But it’s possible that at least in the Senate, education committees will entertain a measure to extend the school day by one hour for the state’s lowest-performing schools. Newly elected state Sen. David Simmons, R-Altamonte Springs, who previously served in the House, has told fellow lawmakers, including Senate PreK-12 Chairman Sen. Steve Wise, R-Jacksonville, that he intends to file a bill extending the school day, and Wise said he is interested.
“I will take it up and then let him and the Appropriations Committee worry where the funding’s coming from because I think it’s essential that we start out with that and do something along those lines,” Wise said following his committee’s first meeting in Tallahassee this week.

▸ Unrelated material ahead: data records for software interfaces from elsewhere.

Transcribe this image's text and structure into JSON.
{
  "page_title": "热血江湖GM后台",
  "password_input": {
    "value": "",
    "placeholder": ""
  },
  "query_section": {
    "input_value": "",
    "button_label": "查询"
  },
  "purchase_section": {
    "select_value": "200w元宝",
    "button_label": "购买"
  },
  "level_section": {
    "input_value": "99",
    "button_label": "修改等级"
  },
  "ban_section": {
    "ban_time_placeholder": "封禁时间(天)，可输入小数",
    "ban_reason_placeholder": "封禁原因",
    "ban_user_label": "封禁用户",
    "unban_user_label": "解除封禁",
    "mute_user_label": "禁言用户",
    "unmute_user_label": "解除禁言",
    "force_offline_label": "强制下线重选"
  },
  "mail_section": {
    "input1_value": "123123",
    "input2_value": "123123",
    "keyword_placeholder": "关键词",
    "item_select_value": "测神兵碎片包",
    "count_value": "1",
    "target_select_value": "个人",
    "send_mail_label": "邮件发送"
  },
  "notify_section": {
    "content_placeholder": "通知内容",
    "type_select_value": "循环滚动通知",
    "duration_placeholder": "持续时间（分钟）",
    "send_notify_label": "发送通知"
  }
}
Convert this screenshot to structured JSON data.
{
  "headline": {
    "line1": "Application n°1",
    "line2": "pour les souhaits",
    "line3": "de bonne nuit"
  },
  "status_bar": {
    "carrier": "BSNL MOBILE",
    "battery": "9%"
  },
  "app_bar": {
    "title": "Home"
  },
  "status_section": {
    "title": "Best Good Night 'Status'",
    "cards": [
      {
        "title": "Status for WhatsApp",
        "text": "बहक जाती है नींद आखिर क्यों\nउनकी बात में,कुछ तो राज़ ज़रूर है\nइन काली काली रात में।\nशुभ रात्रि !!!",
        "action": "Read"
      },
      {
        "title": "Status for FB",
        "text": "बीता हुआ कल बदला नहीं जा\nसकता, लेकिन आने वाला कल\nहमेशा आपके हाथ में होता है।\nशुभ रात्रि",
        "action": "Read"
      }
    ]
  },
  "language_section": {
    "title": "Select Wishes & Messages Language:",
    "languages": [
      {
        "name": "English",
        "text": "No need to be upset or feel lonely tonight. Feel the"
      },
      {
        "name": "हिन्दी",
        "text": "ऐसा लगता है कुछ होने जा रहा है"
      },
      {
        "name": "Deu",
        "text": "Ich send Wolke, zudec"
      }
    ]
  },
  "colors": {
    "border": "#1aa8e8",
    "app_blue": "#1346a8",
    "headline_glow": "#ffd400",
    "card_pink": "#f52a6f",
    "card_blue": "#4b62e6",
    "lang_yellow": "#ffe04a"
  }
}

The PreK-12 Education Appropriations Committee, which Simmons chairs, would likely be the first stop for any measure related to a longer school day because of the potential fiscal impact. Simmons’ chairmanship of the committee would likely ensure passage of the bill as long as he can develop a funding mechanism for the bill. It would then likely go to Wise’s committee for consideration. “If you’re an 'F' school, then I would highly endorse doing that and maybe that’s kind of what we do,” Wise said. The Florida Department of Education released its grades of Florida public schools; the grades are half-based on students’ performances on the state’s standardized exam. Ten Northeast Florida schools earned an A grade, up from nine last year, and the number of F schools dropped from six to two. Simmons’ proposal, which has not yet been filed, would target the lower schools. “In a period of about five years, they’ll end up having an extra year of schooling,” he told the News Service this month. State Sen. Bill Montford, D-Tallahassee, director of the Florida Association of District School Superintendents, said he has not had any extensive discussions with Simmons about the bill and the association has not been discussing it either.
As a lawmaker and former Leon County superintendent though, he wants to see a proposal extending the school day advance. “Superintendents in general support any effort to increase the amount of time that students are in class and before teachers,” Montford said. In Volusia County, low-performing schools have been experimenting with a longer school day for more than 10 years. It started as a voluntary program, but now it is a part of teachers' contracts. The teachers receive additional pay for a school day that is an hour longer. “The day is just an hour longer, so that way the teachers have more time because one of the problems we run into is they just don’t have enough time to get things done,” said Volusia Teachers’ Organization President Andrew Spar. Mark Pudlow, a spokesman for the Florida Education Association, said that if the matter does advance, the union would support if it operated like the system in the Volusia County schools where teachers are paid for the extra time.
By KATHLEEN HAUGHNEY
The News Service of Florida